**Your goal:** Repeat the records below exactly. Omit the pictures.

Raw data START

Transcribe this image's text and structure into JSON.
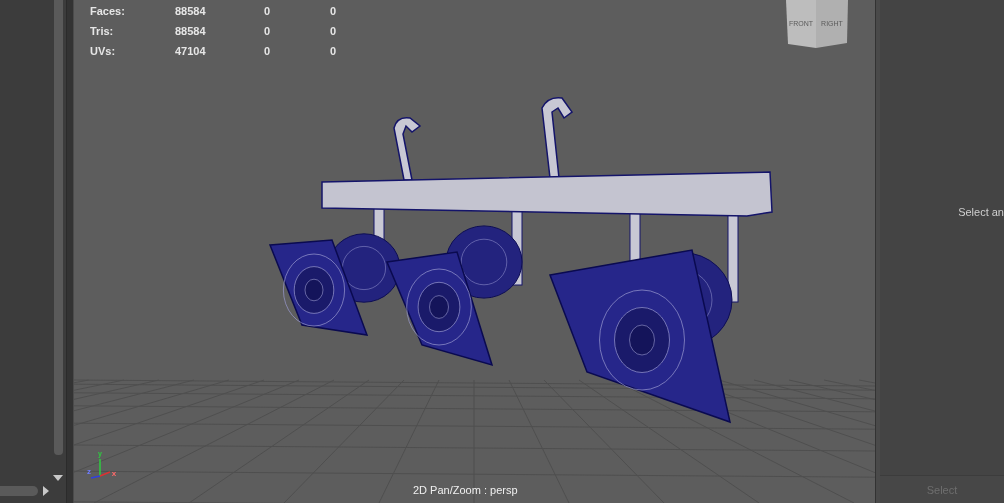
{
  "hud": {
    "rows": [
      {
        "label": "Faces:",
        "values": [
          "88584",
          "0",
          "0"
        ]
      },
      {
        "label": "Tris:",
        "values": [
          "88584",
          "0",
          "0"
        ]
      },
      {
        "label": "UVs:",
        "values": [
          "47104",
          "0",
          "0"
        ]
      }
    ]
  },
  "view_cube": {
    "faces": [
      "FRONT",
      "RIGHT"
    ]
  },
  "axis_gizmo": {
    "y_label": "y",
    "z_label": "z",
    "x_label": "x"
  },
  "viewport_label": "2D Pan/Zoom : persp",
  "side_panel": {
    "message": "Select an",
    "button": {
      "label": "Select",
      "disabled": true
    }
  }
}
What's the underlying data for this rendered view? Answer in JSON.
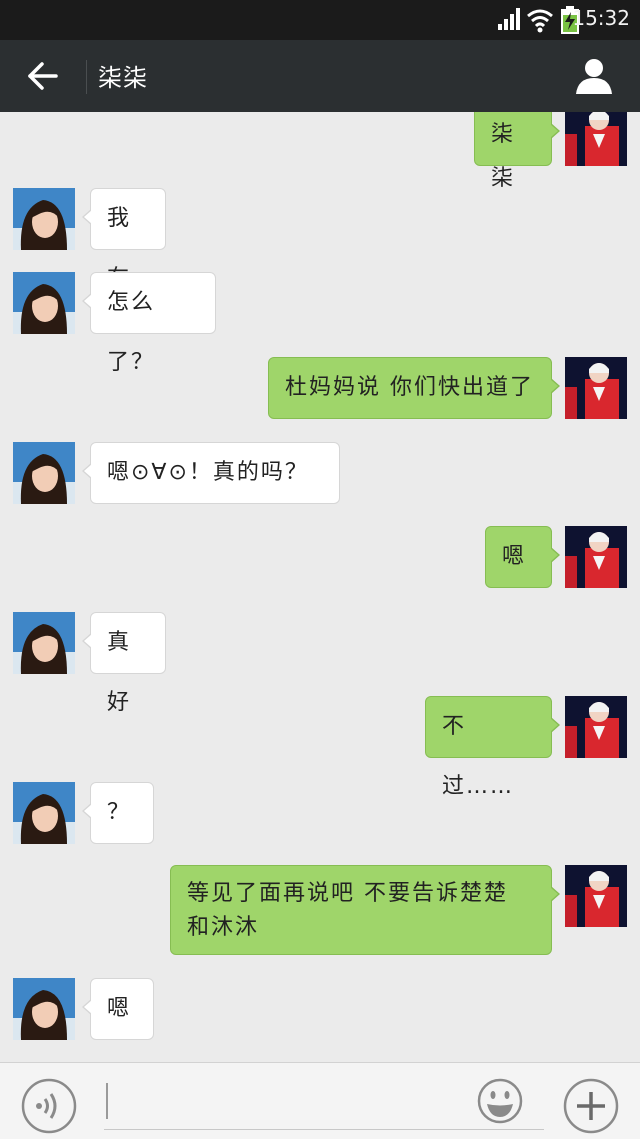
{
  "status_bar": {
    "time": "15:32",
    "icons": [
      "signal-icon",
      "wifi-icon",
      "battery-charging-icon"
    ]
  },
  "header": {
    "title": "柒柒",
    "back_icon": "arrow-left-icon",
    "profile_icon": "person-icon"
  },
  "messages": [
    {
      "side": "right",
      "text": "柒柒"
    },
    {
      "side": "left",
      "text": "我在"
    },
    {
      "side": "left",
      "text": "怎么了？"
    },
    {
      "side": "right",
      "text": "杜妈妈说 你们快出道了"
    },
    {
      "side": "left",
      "text": "嗯⊙∀⊙！真的吗？"
    },
    {
      "side": "right",
      "text": "嗯"
    },
    {
      "side": "left",
      "text": "真好"
    },
    {
      "side": "right",
      "text": "不过……"
    },
    {
      "side": "left",
      "text": "？"
    },
    {
      "side": "right",
      "text": "等见了面再说吧 不要告诉楚楚",
      "text2": "和沐沐"
    },
    {
      "side": "left",
      "text": "嗯"
    }
  ],
  "input_bar": {
    "voice_icon": "voice-icon",
    "input_value": "",
    "emoji_icon": "emoji-icon",
    "plus_icon": "plus-icon"
  },
  "colors": {
    "header_bg": "#2b2f31",
    "chat_bg": "#ebebeb",
    "sent_bubble": "#9fd56a",
    "received_bubble": "#ffffff"
  }
}
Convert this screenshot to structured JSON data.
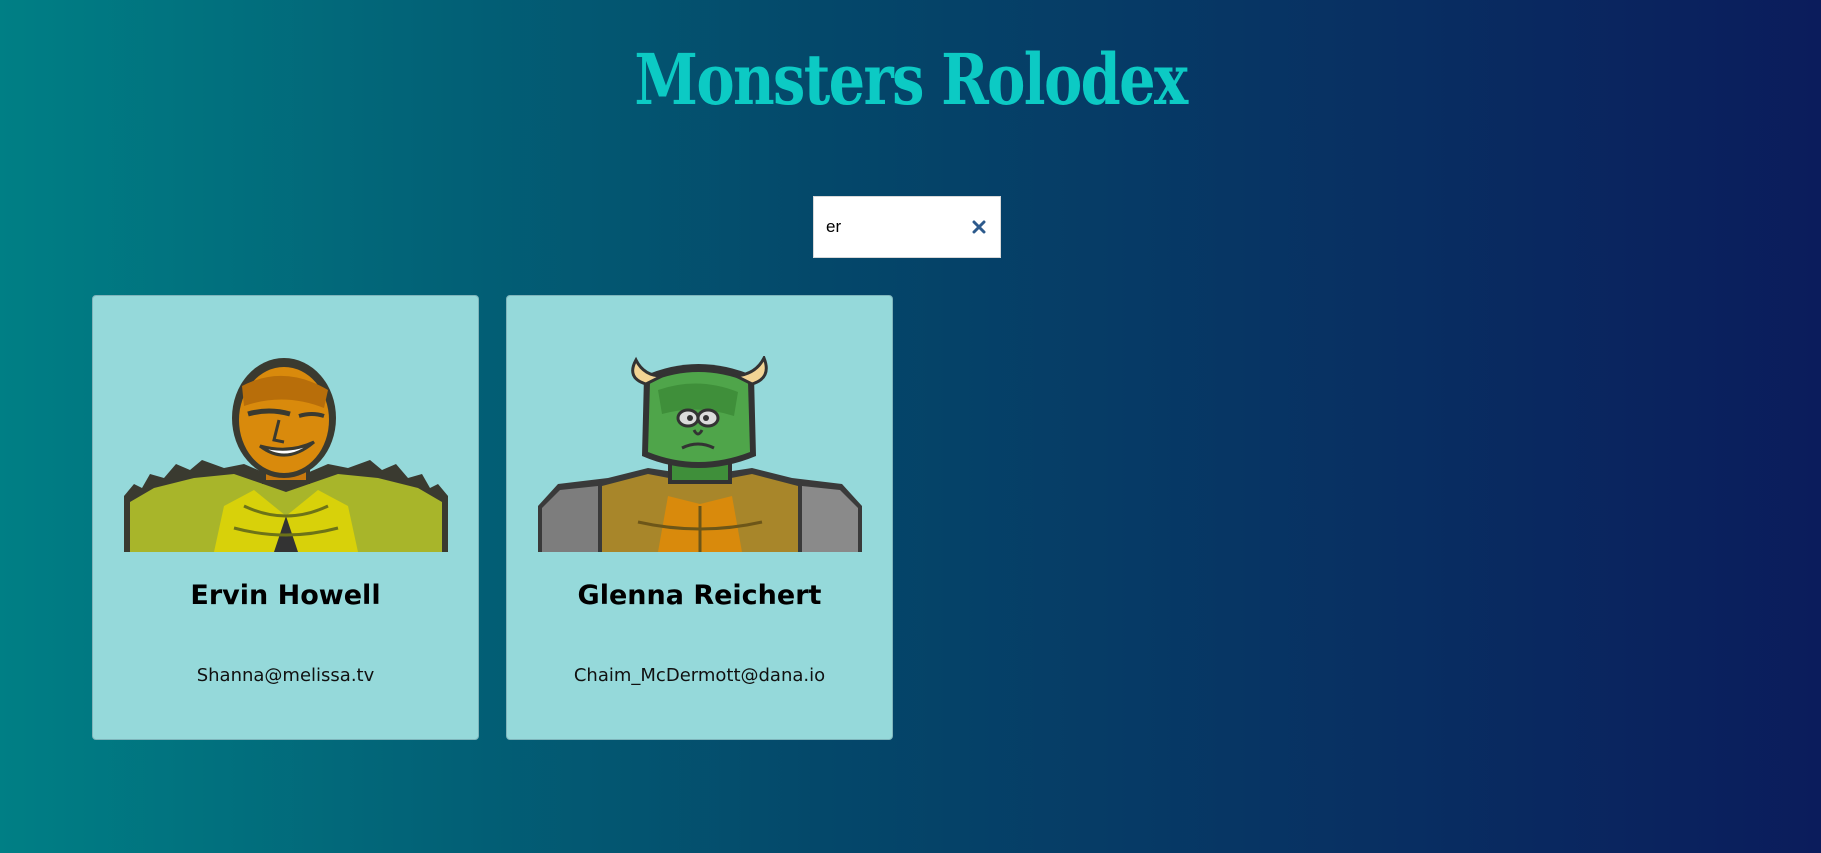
{
  "app": {
    "title": "Monsters Rolodex"
  },
  "search": {
    "value": "er",
    "clear_icon": "close-icon"
  },
  "monsters": [
    {
      "name": "Ervin Howell",
      "email": "Shanna@melissa.tv",
      "image_icon": "monster-avatar-spiky-yellow"
    },
    {
      "name": "Glenna Reichert",
      "email": "Chaim_McDermott@dana.io",
      "image_icon": "monster-avatar-horned-green"
    }
  ],
  "colors": {
    "title": "#0ccac4",
    "card_background": "#95d9da",
    "gradient_start": "#007f85",
    "gradient_end": "#0b1c5c",
    "clear_icon": "#2d5a8c"
  }
}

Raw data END

**Answer section:**
Transcribe this image's text and structure into JSON.
{
  "hud": {
    "rows": [
      {
        "label": "Faces:",
        "values": [
          "88584",
          "0",
          "0"
        ]
      },
      {
        "label": "Tris:",
        "values": [
          "88584",
          "0",
          "0"
        ]
      },
      {
        "label": "UVs:",
        "values": [
          "47104",
          "0",
          "0"
        ]
      }
    ]
  },
  "view_cube": {
    "faces": [
      "FRONT",
      "RIGHT"
    ]
  },
  "axis_gizmo": {
    "y_label": "y",
    "z_label": "z",
    "x_label": "x"
  },
  "viewport_label": "2D Pan/Zoom : persp",
  "side_panel": {
    "message": "Select an",
    "button": {
      "label": "Select",
      "disabled": true
    }
  }
}
What's the underlying data for this rendered view? Answer in JSON.
{
  "status_bar": {
    "time": "15:32",
    "icons": [
      "signal-icon",
      "wifi-icon",
      "battery-charging-icon"
    ]
  },
  "header": {
    "title": "柒柒",
    "back_icon": "arrow-left-icon",
    "profile_icon": "person-icon"
  },
  "messages": [
    {
      "side": "right",
      "text": "柒柒"
    },
    {
      "side": "left",
      "text": "我在"
    },
    {
      "side": "left",
      "text": "怎么了？"
    },
    {
      "side": "right",
      "text": "杜妈妈说 你们快出道了"
    },
    {
      "side": "left",
      "text": "嗯⊙∀⊙！真的吗？"
    },
    {
      "side": "right",
      "text": "嗯"
    },
    {
      "side": "left",
      "text": "真好"
    },
    {
      "side": "right",
      "text": "不过……"
    },
    {
      "side": "left",
      "text": "？"
    },
    {
      "side": "right",
      "text": "等见了面再说吧 不要告诉楚楚",
      "text2": "和沐沐"
    },
    {
      "side": "left",
      "text": "嗯"
    }
  ],
  "input_bar": {
    "voice_icon": "voice-icon",
    "input_value": "",
    "emoji_icon": "emoji-icon",
    "plus_icon": "plus-icon"
  },
  "colors": {
    "header_bg": "#2b2f31",
    "chat_bg": "#ebebeb",
    "sent_bubble": "#9fd56a",
    "received_bubble": "#ffffff"
  }
}
Convert this screenshot to structured JSON data.
{
  "app": {
    "title": "Monsters Rolodex"
  },
  "search": {
    "value": "er",
    "clear_icon": "close-icon"
  },
  "monsters": [
    {
      "name": "Ervin Howell",
      "email": "Shanna@melissa.tv",
      "image_icon": "monster-avatar-spiky-yellow"
    },
    {
      "name": "Glenna Reichert",
      "email": "Chaim_McDermott@dana.io",
      "image_icon": "monster-avatar-horned-green"
    }
  ],
  "colors": {
    "title": "#0ccac4",
    "card_background": "#95d9da",
    "gradient_start": "#007f85",
    "gradient_end": "#0b1c5c",
    "clear_icon": "#2d5a8c"
  }
}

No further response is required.